ASSIGNMENT →
Reproduce the lines below verbatim. Pictures are to be omitted.

*** DATA FOR REVIEW Section Begins ***

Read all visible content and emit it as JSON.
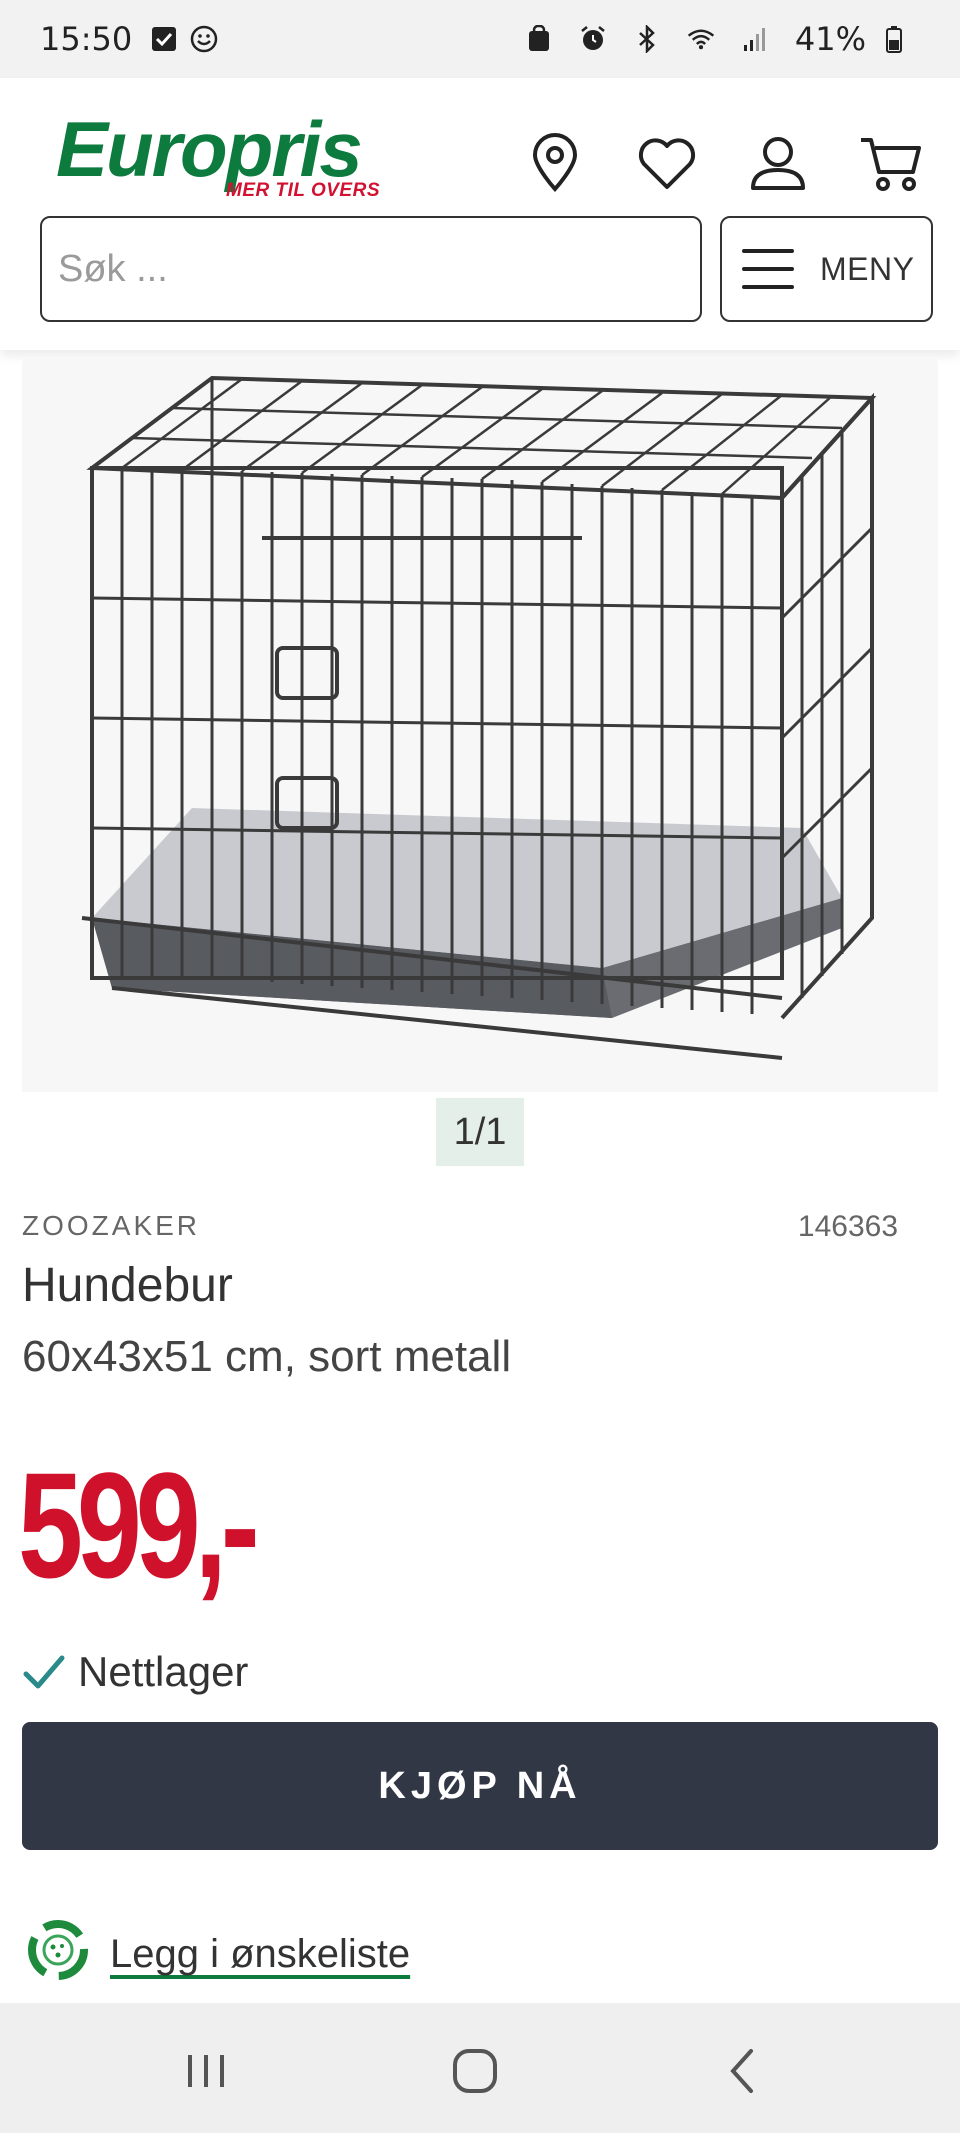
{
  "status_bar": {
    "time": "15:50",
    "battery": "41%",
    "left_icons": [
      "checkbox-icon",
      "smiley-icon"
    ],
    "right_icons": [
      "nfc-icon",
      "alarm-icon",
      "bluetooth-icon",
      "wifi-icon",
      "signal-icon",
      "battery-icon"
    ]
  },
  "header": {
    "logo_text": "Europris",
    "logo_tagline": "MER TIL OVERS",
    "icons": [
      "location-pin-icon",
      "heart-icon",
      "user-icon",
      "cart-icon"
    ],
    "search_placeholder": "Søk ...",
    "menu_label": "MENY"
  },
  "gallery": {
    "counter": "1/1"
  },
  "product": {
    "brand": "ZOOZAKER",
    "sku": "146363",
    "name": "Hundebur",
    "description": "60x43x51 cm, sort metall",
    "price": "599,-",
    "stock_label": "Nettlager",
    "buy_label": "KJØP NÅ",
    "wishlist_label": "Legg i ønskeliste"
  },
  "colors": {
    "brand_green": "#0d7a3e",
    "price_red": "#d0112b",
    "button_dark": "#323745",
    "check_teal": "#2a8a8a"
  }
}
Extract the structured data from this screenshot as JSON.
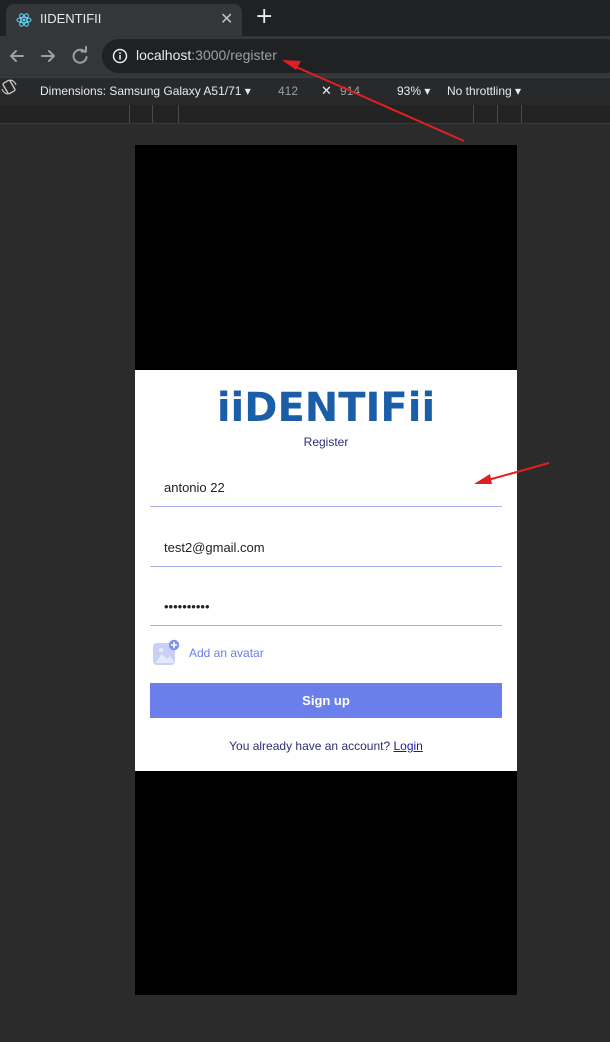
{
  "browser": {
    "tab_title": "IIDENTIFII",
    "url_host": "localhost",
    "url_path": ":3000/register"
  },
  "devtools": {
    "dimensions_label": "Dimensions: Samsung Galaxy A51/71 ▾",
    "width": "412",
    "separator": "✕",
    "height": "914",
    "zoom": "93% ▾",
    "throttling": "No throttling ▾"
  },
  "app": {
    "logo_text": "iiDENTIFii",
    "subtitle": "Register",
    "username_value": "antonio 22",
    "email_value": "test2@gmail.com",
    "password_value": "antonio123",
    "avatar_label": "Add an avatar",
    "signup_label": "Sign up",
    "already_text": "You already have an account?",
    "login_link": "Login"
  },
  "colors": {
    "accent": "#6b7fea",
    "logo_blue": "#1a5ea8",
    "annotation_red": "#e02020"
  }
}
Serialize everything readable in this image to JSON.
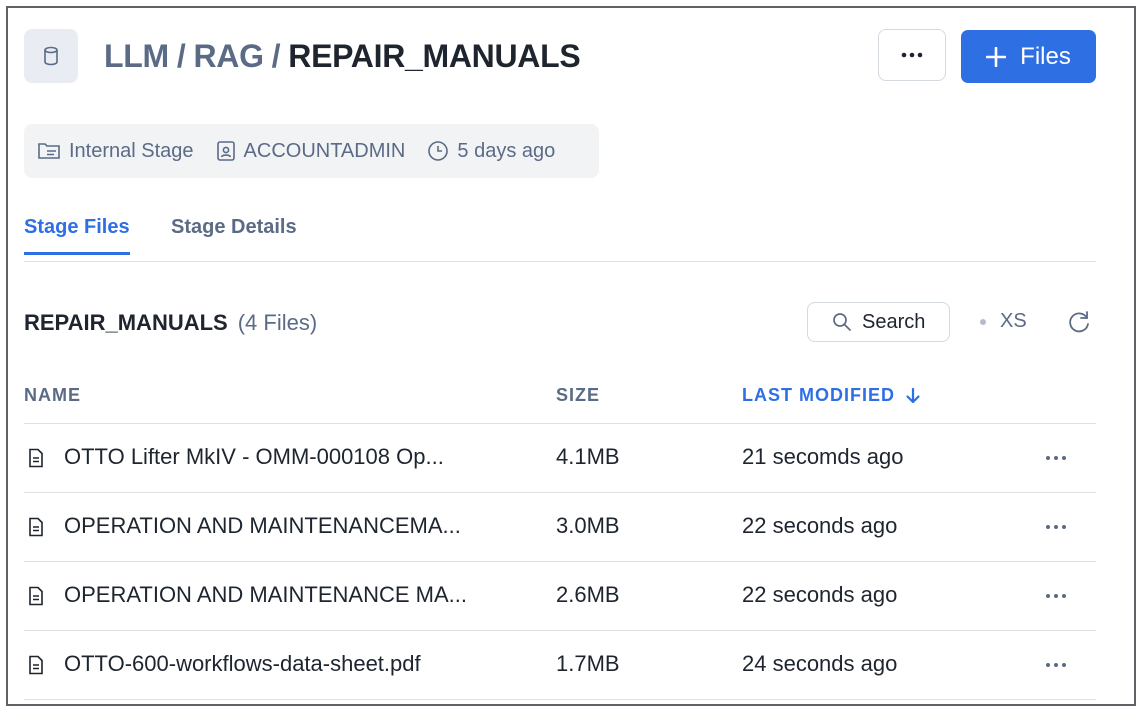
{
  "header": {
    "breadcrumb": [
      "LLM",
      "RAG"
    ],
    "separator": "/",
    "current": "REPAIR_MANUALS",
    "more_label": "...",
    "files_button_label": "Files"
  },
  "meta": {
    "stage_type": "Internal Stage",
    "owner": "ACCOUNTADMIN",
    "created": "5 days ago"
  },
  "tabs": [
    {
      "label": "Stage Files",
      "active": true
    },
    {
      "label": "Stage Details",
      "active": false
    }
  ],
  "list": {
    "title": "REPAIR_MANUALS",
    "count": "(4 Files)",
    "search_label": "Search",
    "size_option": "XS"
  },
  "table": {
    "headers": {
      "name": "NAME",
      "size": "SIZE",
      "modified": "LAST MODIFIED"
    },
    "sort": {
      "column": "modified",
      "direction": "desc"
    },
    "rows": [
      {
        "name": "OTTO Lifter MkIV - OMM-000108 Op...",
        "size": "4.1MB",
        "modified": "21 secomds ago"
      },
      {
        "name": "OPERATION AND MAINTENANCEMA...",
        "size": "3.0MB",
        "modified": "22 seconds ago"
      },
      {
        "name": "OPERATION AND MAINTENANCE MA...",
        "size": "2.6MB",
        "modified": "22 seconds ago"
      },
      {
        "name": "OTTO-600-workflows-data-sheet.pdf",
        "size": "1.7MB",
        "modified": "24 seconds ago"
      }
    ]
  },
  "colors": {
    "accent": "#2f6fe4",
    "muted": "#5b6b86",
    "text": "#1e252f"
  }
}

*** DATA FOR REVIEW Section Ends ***

RESPONSE →
Read all visible content and emit it as JSON.
{
  "status_bar": {
    "time": "15:50",
    "battery": "41%",
    "left_icons": [
      "checkbox-icon",
      "smiley-icon"
    ],
    "right_icons": [
      "nfc-icon",
      "alarm-icon",
      "bluetooth-icon",
      "wifi-icon",
      "signal-icon",
      "battery-icon"
    ]
  },
  "header": {
    "logo_text": "Europris",
    "logo_tagline": "MER TIL OVERS",
    "icons": [
      "location-pin-icon",
      "heart-icon",
      "user-icon",
      "cart-icon"
    ],
    "search_placeholder": "Søk ...",
    "menu_label": "MENY"
  },
  "gallery": {
    "counter": "1/1"
  },
  "product": {
    "brand": "ZOOZAKER",
    "sku": "146363",
    "name": "Hundebur",
    "description": "60x43x51 cm, sort metall",
    "price": "599,-",
    "stock_label": "Nettlager",
    "buy_label": "KJØP NÅ",
    "wishlist_label": "Legg i ønskeliste"
  },
  "colors": {
    "brand_green": "#0d7a3e",
    "price_red": "#d0112b",
    "button_dark": "#323745",
    "check_teal": "#2a8a8a"
  }
}
Extract the structured data from this screenshot as JSON.
{
  "browser": {
    "tab_title": "IIDENTIFII",
    "url_host": "localhost",
    "url_path": ":3000/register"
  },
  "devtools": {
    "dimensions_label": "Dimensions: Samsung Galaxy A51/71 ▾",
    "width": "412",
    "separator": "✕",
    "height": "914",
    "zoom": "93% ▾",
    "throttling": "No throttling ▾"
  },
  "app": {
    "logo_text": "iiDENTIFii",
    "subtitle": "Register",
    "username_value": "antonio 22",
    "email_value": "test2@gmail.com",
    "password_value": "antonio123",
    "avatar_label": "Add an avatar",
    "signup_label": "Sign up",
    "already_text": "You already have an account?",
    "login_link": "Login"
  },
  "colors": {
    "accent": "#6b7fea",
    "logo_blue": "#1a5ea8",
    "annotation_red": "#e02020"
  }
}
Serialize everything readable in this image to JSON.
{
  "header": {
    "breadcrumb": [
      "LLM",
      "RAG"
    ],
    "separator": "/",
    "current": "REPAIR_MANUALS",
    "more_label": "...",
    "files_button_label": "Files"
  },
  "meta": {
    "stage_type": "Internal Stage",
    "owner": "ACCOUNTADMIN",
    "created": "5 days ago"
  },
  "tabs": [
    {
      "label": "Stage Files",
      "active": true
    },
    {
      "label": "Stage Details",
      "active": false
    }
  ],
  "list": {
    "title": "REPAIR_MANUALS",
    "count": "(4 Files)",
    "search_label": "Search",
    "size_option": "XS"
  },
  "table": {
    "headers": {
      "name": "NAME",
      "size": "SIZE",
      "modified": "LAST MODIFIED"
    },
    "sort": {
      "column": "modified",
      "direction": "desc"
    },
    "rows": [
      {
        "name": "OTTO Lifter MkIV - OMM-000108 Op...",
        "size": "4.1MB",
        "modified": "21 secomds ago"
      },
      {
        "name": "OPERATION AND MAINTENANCEMA...",
        "size": "3.0MB",
        "modified": "22 seconds ago"
      },
      {
        "name": "OPERATION AND MAINTENANCE MA...",
        "size": "2.6MB",
        "modified": "22 seconds ago"
      },
      {
        "name": "OTTO-600-workflows-data-sheet.pdf",
        "size": "1.7MB",
        "modified": "24 seconds ago"
      }
    ]
  },
  "colors": {
    "accent": "#2f6fe4",
    "muted": "#5b6b86",
    "text": "#1e252f"
  }
}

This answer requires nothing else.